Tuscaloosa EMA reported 11 fatalities with this tornado along with 144 injuries. Nine of the fatalities occurred in mobile homes, one in a vehicle, and one in a commercial building converted to residential use. Six of those killed were females and five were males. Ages ranged from 16 months to 83 years old.

The tornado was on the ground for a total of 18 miles, all within Tuscaloosa county. The tornado path was estimated to be 750 yards wide at it's maximum intensity.

This tornado was rated an F4 on the Fujita Scale for tornado intensity. Tornado intensity varied along the path with considerable F2 and F3 damage in the area from just west of SR 69 to US 82 in the Hinton Place and Hillcrest Meadows areas as well as the Bear Creek area. It was also in these areas where pockets of F4 destruction occurred. Tornadoes are rated with the highest F-scale rating along the track. An update to the original F-scale was implemented on February 1, 2007, and is now known as the EF-scale.

The tornado first touched down at 12:54 PM and dissipated at 1:12 PM with a forward speed of approximately 60 MPH.

Tornado Watch Number 808 was issued at 10:00 AM that included Tuscaloosa County.

A Tornado Warning was issued for Tuscaloosa County at 12:40 PM which triggered the outdoor warning sirens to be sounded.
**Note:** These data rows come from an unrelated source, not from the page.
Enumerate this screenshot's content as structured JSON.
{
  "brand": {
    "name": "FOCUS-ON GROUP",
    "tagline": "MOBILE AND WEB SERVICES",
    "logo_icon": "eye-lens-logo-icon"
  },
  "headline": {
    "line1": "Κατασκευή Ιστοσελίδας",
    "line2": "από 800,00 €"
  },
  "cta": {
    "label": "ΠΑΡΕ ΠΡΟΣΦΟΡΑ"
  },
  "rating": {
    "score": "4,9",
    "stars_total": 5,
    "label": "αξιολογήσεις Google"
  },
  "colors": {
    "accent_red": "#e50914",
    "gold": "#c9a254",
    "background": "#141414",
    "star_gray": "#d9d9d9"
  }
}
This tornado and the associated fatalities have set some dubious records for Alabama. This is the deadliest tornado so far this year in the state. It also ties a Georgia tornado earlier this year as the deadliest tornado in the United States in 2000. The 11 fatalities also move Alabama into third place nationwide in total tornado deaths since 1950. The state is third behind Texas and Mississippi. This tornado also becomes the strongest tornado recorded in December in Alabama since 1950, and it is the strongest tornado recorded in Tuscaloosa County since 1950.

Click for a large map showing the tornado track.

Special thanks is extended to the Tuscaloosa Police Department and the Tuscaloosa Emergency Management Agency for providing the helicopter for making the aerial survey of the devastating tornado. Additional thanks goes to Captain Harold Jones of the Tuscaloosa Police Department for his excellent work as the helicopter pilot and for his advance work in accurately defining the tornado track even before National Weather Service personnel flew with him.


Damage to houses.  Damage to house in the center of image is F3.
H..Damage to houses. Damage to house in the center of image is F3.
Damage at the truck stop at Interstate 20 and 59.
I..Damage at the truck stop at Interstate 20 and 59.
Bear Creek Mobile Home
J..Damage trailers at the Bear Creek Mobile home area.
Bear Creek Mobile Home
K..Close up of the image above. Mobile home frame from the mobile home park in Bear Creek.
Fiberglass pole mangled by tornado.
L..Fiberglass pole mangled by tornado.
M-Class SUV buried under debris.
M..M-Class SUV buried under debris. Garage that the M-Class was parked in is in the background.
House thrown from foundation into woods.
N..House thrown from foundation into woods. Foundation is near building with brown roof. House was thrown to the left of the foundation and landed in woods across the road.
Several houses and trailers damaged or destroyed.
O..Several houses and trailers damaged or destroyed.